**WORK INSTRUCTION:**
Which of the lines in the data mention the string "icon"? List them all.

**MATERIAL FOR THIS TASK:**
----

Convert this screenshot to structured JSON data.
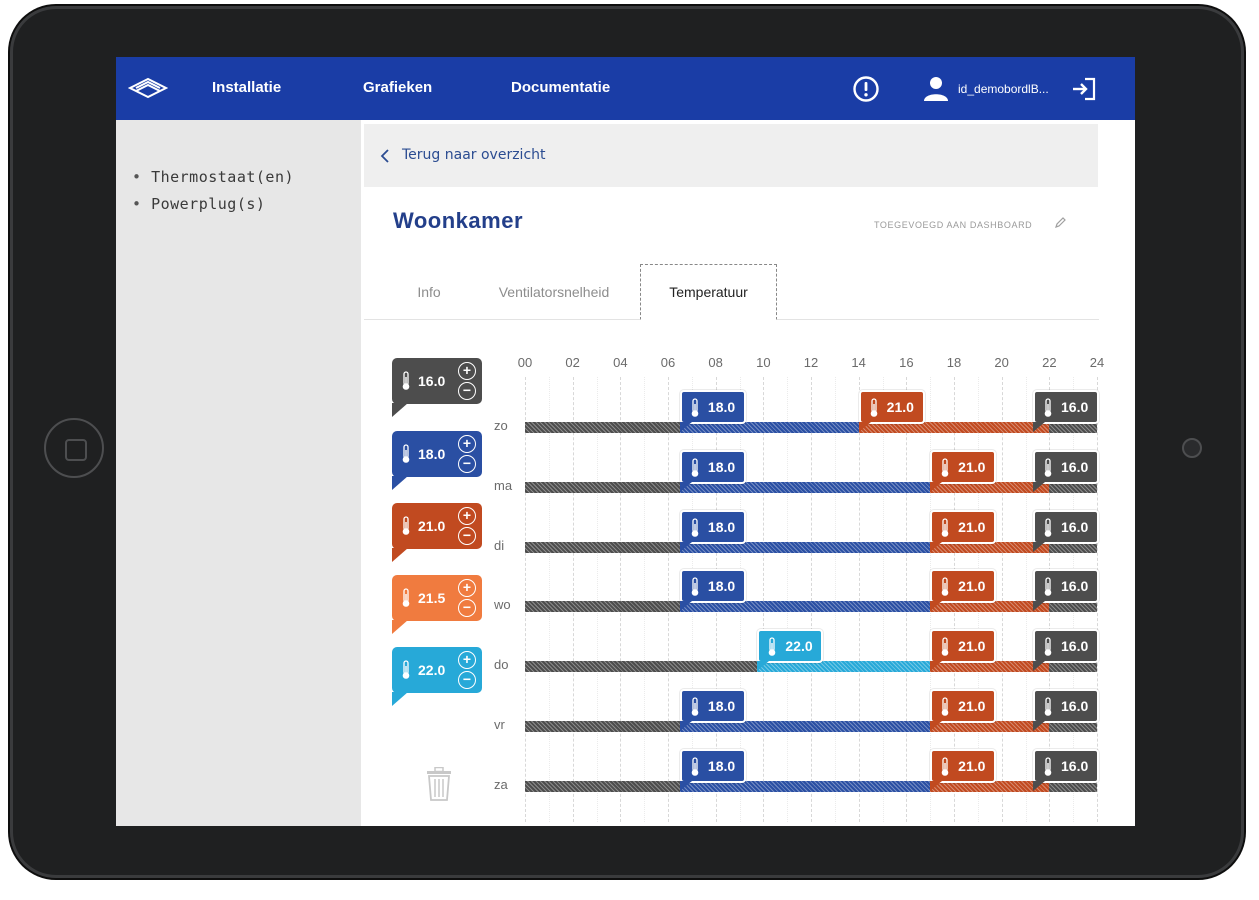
{
  "nav": {
    "items": [
      "Installatie",
      "Grafieken",
      "Documentatie"
    ],
    "username": "id_demobordlB...",
    "logo_icon": "brand-logo-icon",
    "alert_icon": "alert-circle-icon",
    "user_icon": "user-icon",
    "logout_icon": "logout-icon"
  },
  "sidebar": {
    "items": [
      "Thermostaat(en)",
      "Powerplug(s)"
    ]
  },
  "back": {
    "label": "Terug naar overzicht"
  },
  "page": {
    "title": "Woonkamer",
    "dashboard_link": "TOEGEVOEGD AAN DASHBOARD"
  },
  "tabs": [
    "Info",
    "Ventilatorsnelheid",
    "Temperatuur"
  ],
  "active_tab": "Temperatuur",
  "palette": [
    {
      "value": "16.0",
      "color": "#4d4d4d"
    },
    {
      "value": "18.0",
      "color": "#2a4fa3"
    },
    {
      "value": "21.0",
      "color": "#c14a20"
    },
    {
      "value": "21.5",
      "color": "#f07b3f"
    },
    {
      "value": "22.0",
      "color": "#27a9d8"
    }
  ],
  "palette_controls": {
    "plus": "+",
    "minus": "−"
  },
  "colors": {
    "16.0": "#4d4d4d",
    "18.0": "#2a4fa3",
    "21.0": "#c14a20",
    "21.5": "#f07b3f",
    "22.0": "#27a9d8",
    "nav_bg": "#1a3da6"
  },
  "chart_data": {
    "type": "schedule",
    "x_ticks": [
      "00",
      "02",
      "04",
      "06",
      "08",
      "10",
      "12",
      "14",
      "16",
      "18",
      "20",
      "22",
      "24"
    ],
    "xlim": [
      0,
      24
    ],
    "days": [
      {
        "label": "zo",
        "segments": [
          {
            "start": 0,
            "end": 6.5,
            "temp": "16.0"
          },
          {
            "start": 6.5,
            "end": 14,
            "temp": "18.0"
          },
          {
            "start": 14,
            "end": 22,
            "temp": "21.0"
          },
          {
            "start": 22,
            "end": 24,
            "temp": "16.0"
          }
        ]
      },
      {
        "label": "ma",
        "segments": [
          {
            "start": 0,
            "end": 6.5,
            "temp": "16.0"
          },
          {
            "start": 6.5,
            "end": 17,
            "temp": "18.0"
          },
          {
            "start": 17,
            "end": 22,
            "temp": "21.0"
          },
          {
            "start": 22,
            "end": 24,
            "temp": "16.0"
          }
        ]
      },
      {
        "label": "di",
        "segments": [
          {
            "start": 0,
            "end": 6.5,
            "temp": "16.0"
          },
          {
            "start": 6.5,
            "end": 17,
            "temp": "18.0"
          },
          {
            "start": 17,
            "end": 22,
            "temp": "21.0"
          },
          {
            "start": 22,
            "end": 24,
            "temp": "16.0"
          }
        ]
      },
      {
        "label": "wo",
        "segments": [
          {
            "start": 0,
            "end": 6.5,
            "temp": "16.0"
          },
          {
            "start": 6.5,
            "end": 17,
            "temp": "18.0"
          },
          {
            "start": 17,
            "end": 22,
            "temp": "21.0"
          },
          {
            "start": 22,
            "end": 24,
            "temp": "16.0"
          }
        ]
      },
      {
        "label": "do",
        "segments": [
          {
            "start": 0,
            "end": 9.75,
            "temp": "16.0"
          },
          {
            "start": 9.75,
            "end": 17,
            "temp": "22.0"
          },
          {
            "start": 17,
            "end": 22,
            "temp": "21.0"
          },
          {
            "start": 22,
            "end": 24,
            "temp": "16.0"
          }
        ]
      },
      {
        "label": "vr",
        "segments": [
          {
            "start": 0,
            "end": 6.5,
            "temp": "16.0"
          },
          {
            "start": 6.5,
            "end": 17,
            "temp": "18.0"
          },
          {
            "start": 17,
            "end": 22,
            "temp": "21.0"
          },
          {
            "start": 22,
            "end": 24,
            "temp": "16.0"
          }
        ]
      },
      {
        "label": "za",
        "segments": [
          {
            "start": 0,
            "end": 6.5,
            "temp": "16.0"
          },
          {
            "start": 6.5,
            "end": 17,
            "temp": "18.0"
          },
          {
            "start": 17,
            "end": 22,
            "temp": "21.0"
          },
          {
            "start": 22,
            "end": 24,
            "temp": "16.0"
          }
        ]
      }
    ]
  },
  "trash_icon": "trash-icon"
}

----

**SOLUTION TO THE EXERCISE:**
    "logo_icon": "brand-logo-icon",
    "alert_icon": "alert-circle-icon",
    "user_icon": "user-icon",
    "logout_icon": "logout-icon"
  "trash_icon": "trash-icon"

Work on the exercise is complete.